The above is from Carroll's page 77. He reminds us that we should stick to the second more formal one-forms, that is not using differentials as in calculus, because in the first shortcut we have "sloppily" did not make the distinction between $$\mathrm {d}t^2(v)$$ and $$dt^2$$.

Now my question is that can someone please provide an example that unlike the above example, treating the one-form in differentiable manifolds as a differential in calculus will indeed produce incorrect results or conclusions.

Last edited: Nov 8, 2014
2. Nov 8, 2014

### pervect

Staff Emeritus
Well, while I agree that it's good to conceptually remember that one-forms are operators (which operate on vectors) which return scalar values, I'm not aware of any difficulties if you happen to forget to be that formal and just manipulate the operators as if they were scalars, rather than operators.

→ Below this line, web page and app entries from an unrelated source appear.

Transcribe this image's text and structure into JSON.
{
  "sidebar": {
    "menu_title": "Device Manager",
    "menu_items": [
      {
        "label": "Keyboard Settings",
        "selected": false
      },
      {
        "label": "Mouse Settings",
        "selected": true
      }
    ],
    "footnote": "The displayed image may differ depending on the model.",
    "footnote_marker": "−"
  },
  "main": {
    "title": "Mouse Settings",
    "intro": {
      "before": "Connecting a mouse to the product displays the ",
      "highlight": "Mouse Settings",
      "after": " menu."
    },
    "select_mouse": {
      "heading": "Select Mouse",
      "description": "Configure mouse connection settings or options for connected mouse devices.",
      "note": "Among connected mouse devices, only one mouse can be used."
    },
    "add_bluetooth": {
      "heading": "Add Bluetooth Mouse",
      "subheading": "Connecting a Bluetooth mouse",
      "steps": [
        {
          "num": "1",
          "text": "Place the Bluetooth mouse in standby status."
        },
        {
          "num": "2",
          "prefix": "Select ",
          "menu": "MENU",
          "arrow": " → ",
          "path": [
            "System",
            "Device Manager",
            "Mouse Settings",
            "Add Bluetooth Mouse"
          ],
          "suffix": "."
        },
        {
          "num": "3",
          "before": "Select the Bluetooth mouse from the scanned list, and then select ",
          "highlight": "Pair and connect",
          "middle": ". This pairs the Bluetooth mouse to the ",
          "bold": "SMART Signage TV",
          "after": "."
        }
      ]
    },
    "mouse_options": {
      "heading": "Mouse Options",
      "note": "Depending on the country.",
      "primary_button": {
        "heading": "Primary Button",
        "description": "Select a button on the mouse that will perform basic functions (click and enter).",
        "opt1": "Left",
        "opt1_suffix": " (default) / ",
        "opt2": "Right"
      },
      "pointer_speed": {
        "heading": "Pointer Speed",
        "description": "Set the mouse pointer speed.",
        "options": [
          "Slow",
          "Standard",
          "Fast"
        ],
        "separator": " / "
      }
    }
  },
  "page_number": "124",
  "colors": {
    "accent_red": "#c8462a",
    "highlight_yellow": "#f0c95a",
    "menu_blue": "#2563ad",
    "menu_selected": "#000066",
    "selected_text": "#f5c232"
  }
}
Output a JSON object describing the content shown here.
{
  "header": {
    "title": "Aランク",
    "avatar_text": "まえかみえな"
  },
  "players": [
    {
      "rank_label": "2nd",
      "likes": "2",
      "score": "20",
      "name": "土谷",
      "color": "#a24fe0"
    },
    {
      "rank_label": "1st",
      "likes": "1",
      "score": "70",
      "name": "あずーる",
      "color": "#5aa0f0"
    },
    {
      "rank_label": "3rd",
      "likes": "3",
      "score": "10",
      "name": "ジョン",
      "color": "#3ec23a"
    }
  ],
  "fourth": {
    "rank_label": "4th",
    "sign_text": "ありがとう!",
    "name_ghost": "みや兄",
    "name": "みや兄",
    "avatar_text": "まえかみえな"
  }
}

The operators are linear, and associative. I suppose the only issue is if they commute, I haven't tried to think about this rigorously enough to come to any conclusion. Specifically we should ask if dx*dy = dy*dx, if they both operate on v^2.